> **Aim of the task**
The required answer is every line of the data containing the word "icon".

------ Records for processing

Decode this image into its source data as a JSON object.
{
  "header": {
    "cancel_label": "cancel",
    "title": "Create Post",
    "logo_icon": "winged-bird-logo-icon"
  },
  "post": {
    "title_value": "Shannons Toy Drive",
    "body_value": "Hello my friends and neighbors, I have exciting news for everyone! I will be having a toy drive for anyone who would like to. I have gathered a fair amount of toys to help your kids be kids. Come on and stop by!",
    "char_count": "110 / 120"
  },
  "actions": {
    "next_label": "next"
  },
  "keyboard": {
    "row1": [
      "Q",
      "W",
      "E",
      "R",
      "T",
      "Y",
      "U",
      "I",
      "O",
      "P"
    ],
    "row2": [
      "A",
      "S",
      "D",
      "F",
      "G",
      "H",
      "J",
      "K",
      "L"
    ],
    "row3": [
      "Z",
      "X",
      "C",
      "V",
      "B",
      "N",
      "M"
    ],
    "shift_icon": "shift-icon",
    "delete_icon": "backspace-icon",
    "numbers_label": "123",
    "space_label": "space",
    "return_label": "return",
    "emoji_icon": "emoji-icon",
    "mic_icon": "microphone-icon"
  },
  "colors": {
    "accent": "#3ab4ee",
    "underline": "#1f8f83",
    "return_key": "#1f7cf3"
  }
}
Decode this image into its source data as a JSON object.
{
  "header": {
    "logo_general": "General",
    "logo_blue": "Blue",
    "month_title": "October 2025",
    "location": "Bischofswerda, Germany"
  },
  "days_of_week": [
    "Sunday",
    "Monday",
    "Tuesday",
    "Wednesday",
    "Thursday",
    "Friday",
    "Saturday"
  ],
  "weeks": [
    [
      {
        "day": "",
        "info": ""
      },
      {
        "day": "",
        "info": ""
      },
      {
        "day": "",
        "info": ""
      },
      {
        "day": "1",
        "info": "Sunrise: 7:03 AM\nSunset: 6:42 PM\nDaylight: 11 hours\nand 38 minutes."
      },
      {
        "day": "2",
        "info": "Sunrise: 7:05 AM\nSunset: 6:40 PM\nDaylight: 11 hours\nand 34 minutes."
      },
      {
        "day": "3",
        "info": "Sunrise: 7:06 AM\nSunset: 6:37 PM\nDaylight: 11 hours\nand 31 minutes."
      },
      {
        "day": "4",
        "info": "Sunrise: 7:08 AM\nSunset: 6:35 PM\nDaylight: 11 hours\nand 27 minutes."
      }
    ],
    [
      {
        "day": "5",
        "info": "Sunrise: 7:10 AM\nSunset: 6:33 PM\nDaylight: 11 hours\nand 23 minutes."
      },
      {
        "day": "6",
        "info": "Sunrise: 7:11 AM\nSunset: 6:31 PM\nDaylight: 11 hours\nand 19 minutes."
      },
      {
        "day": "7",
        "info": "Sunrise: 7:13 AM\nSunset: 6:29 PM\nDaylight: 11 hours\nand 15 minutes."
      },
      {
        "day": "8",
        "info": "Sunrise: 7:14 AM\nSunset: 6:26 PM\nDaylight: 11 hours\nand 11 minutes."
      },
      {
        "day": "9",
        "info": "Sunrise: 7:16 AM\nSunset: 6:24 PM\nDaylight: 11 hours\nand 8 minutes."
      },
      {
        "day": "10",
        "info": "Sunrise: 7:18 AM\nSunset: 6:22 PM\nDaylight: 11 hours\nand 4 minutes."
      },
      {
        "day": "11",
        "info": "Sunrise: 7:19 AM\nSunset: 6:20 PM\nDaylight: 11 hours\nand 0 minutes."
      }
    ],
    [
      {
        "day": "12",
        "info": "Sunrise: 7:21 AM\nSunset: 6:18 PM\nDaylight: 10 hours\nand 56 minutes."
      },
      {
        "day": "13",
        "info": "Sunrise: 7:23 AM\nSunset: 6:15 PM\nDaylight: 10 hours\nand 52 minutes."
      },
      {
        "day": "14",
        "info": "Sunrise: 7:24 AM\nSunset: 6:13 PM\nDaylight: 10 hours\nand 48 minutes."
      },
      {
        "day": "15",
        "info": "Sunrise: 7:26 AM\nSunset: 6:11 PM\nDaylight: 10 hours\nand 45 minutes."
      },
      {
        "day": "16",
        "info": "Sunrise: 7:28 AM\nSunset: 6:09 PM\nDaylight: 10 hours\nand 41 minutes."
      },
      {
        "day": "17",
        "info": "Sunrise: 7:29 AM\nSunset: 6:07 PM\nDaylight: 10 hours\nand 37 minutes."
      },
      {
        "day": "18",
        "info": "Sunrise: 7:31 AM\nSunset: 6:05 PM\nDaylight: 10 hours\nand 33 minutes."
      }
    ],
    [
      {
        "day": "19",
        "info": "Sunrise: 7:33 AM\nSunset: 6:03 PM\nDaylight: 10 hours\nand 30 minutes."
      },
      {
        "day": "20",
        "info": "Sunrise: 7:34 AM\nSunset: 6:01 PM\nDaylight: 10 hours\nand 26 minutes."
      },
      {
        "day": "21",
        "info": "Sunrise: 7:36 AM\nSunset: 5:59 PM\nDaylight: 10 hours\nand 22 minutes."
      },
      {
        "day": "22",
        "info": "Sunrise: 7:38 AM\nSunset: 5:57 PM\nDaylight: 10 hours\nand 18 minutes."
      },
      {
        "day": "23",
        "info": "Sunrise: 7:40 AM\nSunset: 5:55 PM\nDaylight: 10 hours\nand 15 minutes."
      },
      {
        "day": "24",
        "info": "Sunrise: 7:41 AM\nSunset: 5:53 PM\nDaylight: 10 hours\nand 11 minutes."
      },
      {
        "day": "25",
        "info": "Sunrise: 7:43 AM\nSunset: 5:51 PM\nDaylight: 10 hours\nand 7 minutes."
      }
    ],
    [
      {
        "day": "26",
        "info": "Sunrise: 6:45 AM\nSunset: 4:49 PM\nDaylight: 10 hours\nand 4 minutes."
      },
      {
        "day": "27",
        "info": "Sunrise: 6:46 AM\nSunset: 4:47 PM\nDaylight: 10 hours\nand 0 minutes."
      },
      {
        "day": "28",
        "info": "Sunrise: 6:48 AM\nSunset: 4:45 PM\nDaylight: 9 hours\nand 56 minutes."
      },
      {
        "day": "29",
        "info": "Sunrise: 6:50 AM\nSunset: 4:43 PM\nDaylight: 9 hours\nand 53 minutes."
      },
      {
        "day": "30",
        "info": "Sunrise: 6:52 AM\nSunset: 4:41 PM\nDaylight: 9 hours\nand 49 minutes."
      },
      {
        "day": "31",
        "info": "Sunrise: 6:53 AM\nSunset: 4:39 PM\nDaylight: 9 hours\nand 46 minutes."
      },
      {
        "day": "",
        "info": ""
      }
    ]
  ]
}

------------
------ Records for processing

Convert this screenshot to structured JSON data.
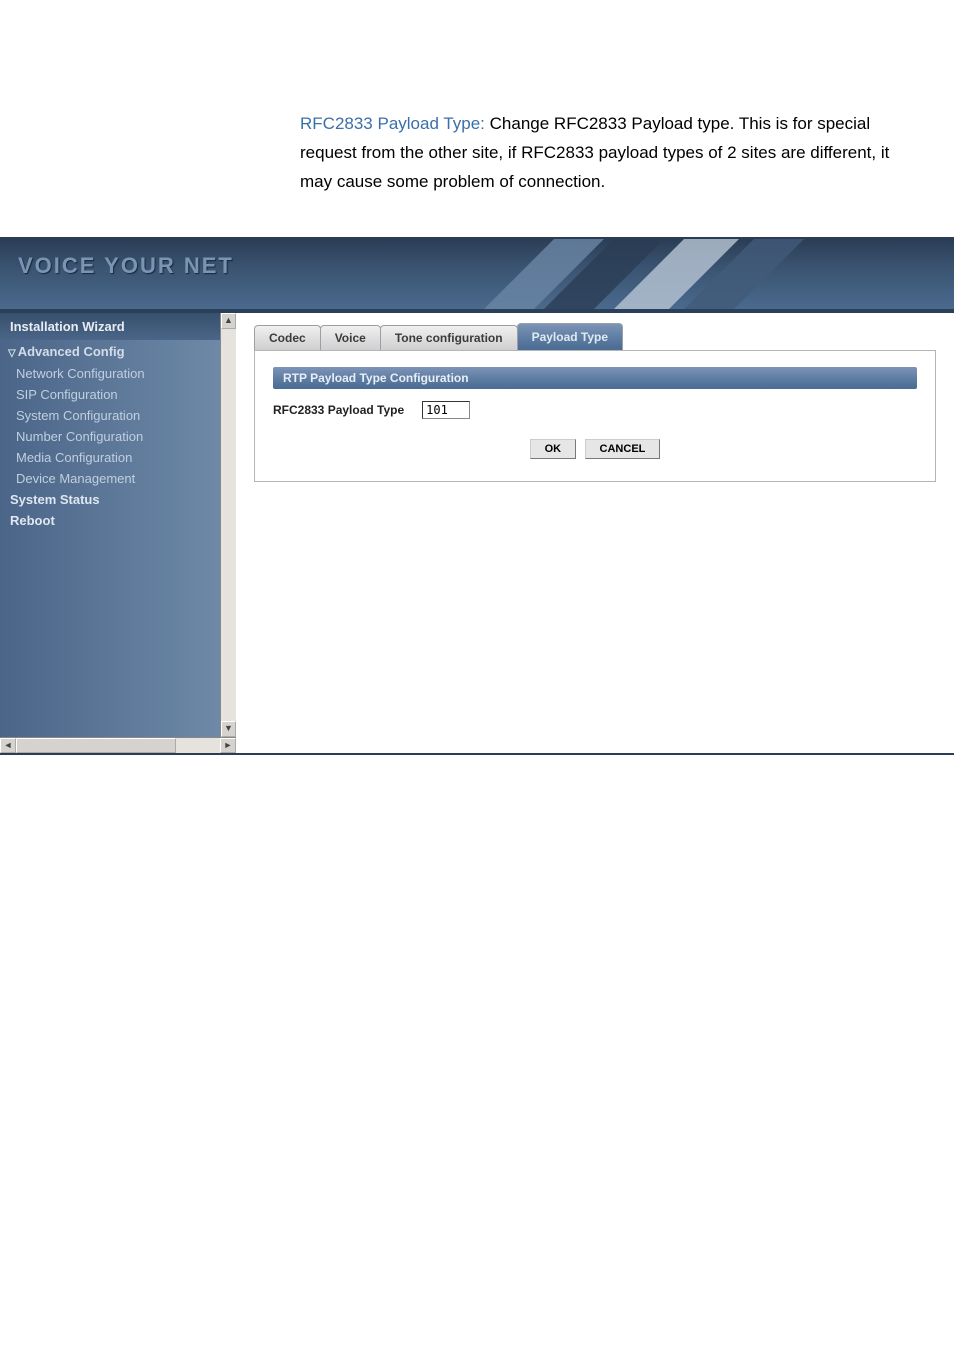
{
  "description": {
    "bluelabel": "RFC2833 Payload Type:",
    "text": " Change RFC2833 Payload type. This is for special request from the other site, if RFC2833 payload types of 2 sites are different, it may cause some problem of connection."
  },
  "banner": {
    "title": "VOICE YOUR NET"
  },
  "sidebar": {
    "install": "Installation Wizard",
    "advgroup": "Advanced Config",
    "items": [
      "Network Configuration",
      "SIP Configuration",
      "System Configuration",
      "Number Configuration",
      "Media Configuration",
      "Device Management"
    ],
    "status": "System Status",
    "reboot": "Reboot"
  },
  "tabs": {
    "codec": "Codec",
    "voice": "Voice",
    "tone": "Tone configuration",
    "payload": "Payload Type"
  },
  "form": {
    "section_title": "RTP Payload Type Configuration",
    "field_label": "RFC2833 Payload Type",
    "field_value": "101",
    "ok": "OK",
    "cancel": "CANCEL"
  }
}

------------

> **Solution for this exercise**
    "logo_icon": "winged-bird-logo-icon"
    "shift_icon": "shift-icon",
    "delete_icon": "backspace-icon",
    "emoji_icon": "emoji-icon",
    "mic_icon": "microphone-icon"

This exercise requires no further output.